Note: These are predictions, not a personal list of wants.
Minnesota Vikings general manager Rick Spielman knows two things for certain about his draft history.
1.) He can find extraordinary talent between the 20th-32nd picks of the 1st Round. It’s where he found Harrison Smith and Justin Jefferson. Of course, Spielman has struck out before, but no general manager expects to do that.
2.) Spielman does not miss in the 2nd Round of the draft. He is batting 1.000.
Therefore, the Vikings will trade their 14th-overall pick, sliding a handful of spots back while obtaining the 2nd-Rounder that was lost last summer to the Jacksonville Jaguars.
This mock draft details four rounds — after that threshold, it’s a complete guessing game in the 5th, 6th, and 7th Rounds. Not about to predict Spielman’s trading charade late in the draft.
Vikings Receive: 22nd Overall Pick (1st Round) and 47th Overall Pick (2nd Round)
Titans Receive; 14th Overall Pick (1st Round) and 134th Overall Pick (4th Round).
Kwity Paye, DE (Michigan) 1st Round (Pick 22)
Stephen Weatherly could probably “do the trick” if Minnesota decides to go offensive line in the 1st Round. Yet, with the emphasis on pressuring quarterbacks in an ever-evolving pass-happy league, this selection is going to be an EDGE rusher. Paye will start immediately opposite Danielle Hunter. The Weatherly signing will turn out to be a rotational one. Spielman will save the offensive line for mini-back-burner stuff — surprise, surprise. The accomplishment here is that the Vikings splash back into the 2nd Round while still netting a ferocious pass rusher.
Asante Samuel Jr., CB (Florida State) 2nd Round (Pick 47)
We think the Vikings are “loaded” and “fine” at cornerback — but that’s for 2021 only. With Jeff Gladney’s career teetering on full collapse, Cameron Dantzler is the only startable CB contractually scheduled for the roster in 2022. Zimmer loves defensive backs, and he will find a way to make you snicker by selecting a defensive back — per usual. Also, there is the bloodline here as Samuel is the son of former New England Patriot, Asante Samuel Sr.
Walker Little, OL (Stanford) 3rd Round (Pick 78)
This is when the offensive line urgency sets in. Truth be told, some of the best linemen ever are plucked out of later rounds. Little has the Stanford pedigree and could start at left tackle for the Vikings in the future. As far as his 2021 role — who knows. The offensive line fivesome is shrouded in total mystery as of mid-April. But Spielman will not ignore the offensive line entirely. Hell, he never does. The Vikings have selected more offensive trenchmen in the 2nd Round or higher in the last three drafts than any other NFL team.
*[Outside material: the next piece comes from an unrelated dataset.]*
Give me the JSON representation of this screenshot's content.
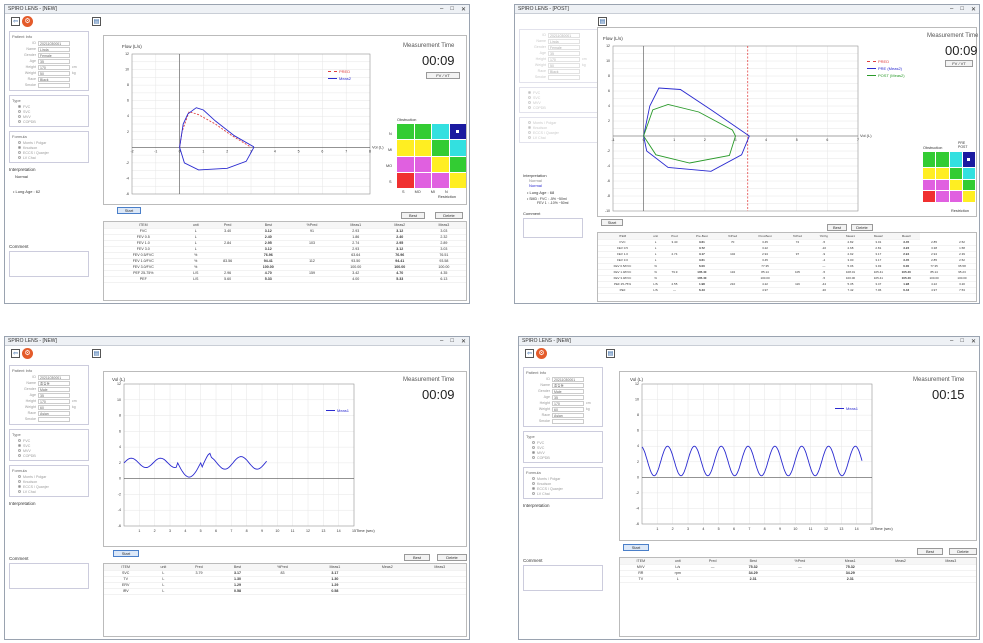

Ben Cleveland, OL (Georgia) 3rd Round (Pick 90)
A man named Cleveland, drafted in the city of Cleveland, to be paired with a teammate named Cleveland. Badda Bing. Spielman shows that he is serious about making the offensive line a not-lousy one and chooses another big ugly. Cleveland and Little will battle it out in Eagan to decide if either will start in 2021. Oh, and you should fully expect the Vikings to sign a veteran offensive lineman after the draft. Dakota Dozier will not start — no matter what Twitter tells you.
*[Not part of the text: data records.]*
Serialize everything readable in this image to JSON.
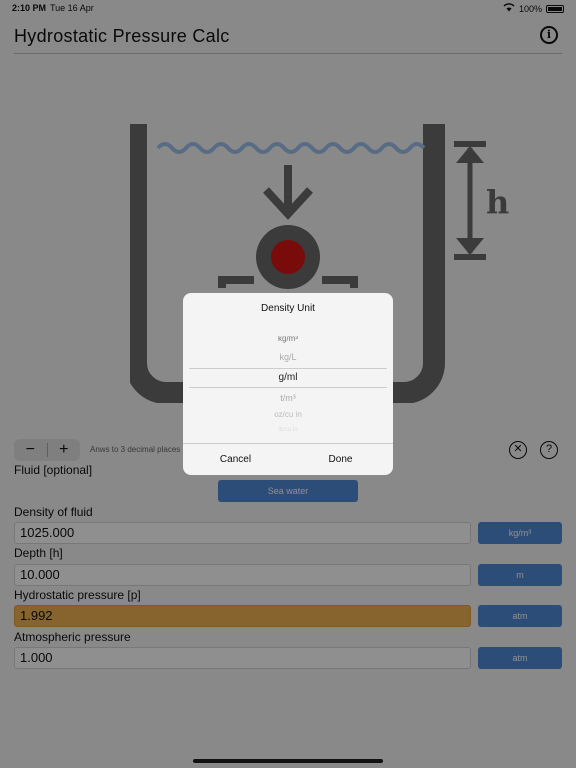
{
  "status_bar": {
    "time": "2:10 PM",
    "date": "Tue 16 Apr",
    "battery": "100%"
  },
  "header": {
    "title": "Hydrostatic Pressure Calc",
    "info_icon": "info-icon"
  },
  "diagram": {
    "height_label": "h"
  },
  "controls": {
    "minus": "−",
    "plus": "+",
    "decimals_note": "Anws to 3 decimal places",
    "clear_icon": "✕",
    "help_icon": "?"
  },
  "fluid": {
    "label": "Fluid [optional]",
    "button": "Sea water"
  },
  "density": {
    "label": "Density of fluid",
    "value": "1025.000",
    "unit": "kg/m³"
  },
  "depth": {
    "label": "Depth [h]",
    "value": "10.000",
    "unit": "m"
  },
  "hydrostatic": {
    "label": "Hydrostatic pressure [p]",
    "value": "1.992",
    "unit": "atm"
  },
  "atmospheric": {
    "label": "Atmospheric pressure",
    "value": "1.000",
    "unit": "atm"
  },
  "dialog": {
    "title": "Density Unit",
    "options": [
      "kg/m³",
      "kg/L",
      "g/ml",
      "t/m³",
      "oz/cu in",
      "lb/cu in"
    ],
    "selected": "g/ml",
    "cancel": "Cancel",
    "done": "Done"
  },
  "colors": {
    "accent_blue": "#4f89d7",
    "result_orange": "#f0b152",
    "ball_red": "#d81414",
    "tank_gray": "#6a6a6a",
    "water_blue": "#9ec1ea"
  }
}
Kyle Trask, QB (Florida) 4th Round (Pick 119)
Here’s the mini-contingency plan for Kirk Cousins. If Mike Zimmer and Kirk Cousins do not lead the franchise to the postseason (and probably to a playoff win), one or both will be phased out. Trask on the roster satisfies the mysteriously unfilled QB2 spot, enabling an opportunity for the Gator to “learn behind Cousins.” The Vikings never do incredibly exciting draft stuff at QB, so this Trask move feels on-brand — a “meh but at least it’s something” transaction.
Caden Sterns, S (Texas) 4th Round (Pick 125)
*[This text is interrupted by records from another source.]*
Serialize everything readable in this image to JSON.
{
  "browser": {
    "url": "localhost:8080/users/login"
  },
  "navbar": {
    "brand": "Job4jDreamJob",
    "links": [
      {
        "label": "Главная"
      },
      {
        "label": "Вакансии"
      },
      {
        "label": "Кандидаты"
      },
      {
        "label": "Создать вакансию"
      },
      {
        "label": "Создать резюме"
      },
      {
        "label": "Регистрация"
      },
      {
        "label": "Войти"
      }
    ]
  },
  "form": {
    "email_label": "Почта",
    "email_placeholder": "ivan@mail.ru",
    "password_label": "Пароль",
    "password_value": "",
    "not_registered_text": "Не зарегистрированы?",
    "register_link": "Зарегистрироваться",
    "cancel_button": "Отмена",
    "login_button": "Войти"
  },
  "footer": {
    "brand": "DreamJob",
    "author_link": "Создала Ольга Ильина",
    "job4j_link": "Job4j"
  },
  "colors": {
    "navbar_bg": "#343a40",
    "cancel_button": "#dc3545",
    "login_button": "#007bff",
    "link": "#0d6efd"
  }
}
Unless Harrison Hand is converted to safety, the only young safety on the Vikings roster is Josh Metellus. Youth is in order for a team that boasts Harrison Smith as its best safety. Smith is 32 and could conceivably decline at any moment, despite showing zero signs of it as of yet. Sterns offers versatility and can study Harrison Smith and Xavier Woods in 2021.
Seth Williams, WR (Auburn) 4th Round Round (Pick 143)
Williams is a reliable commodity. He is not a speed merchant, but that’s ok. The Gamecock is said to be a redzone nightmare for defenses, and he can play special teams. Williams is forecasted as an apt slot receiver with good hands. Spielman will give him a look for WR3, although Irv Smith Jr. will fill that responsibility per target allocation.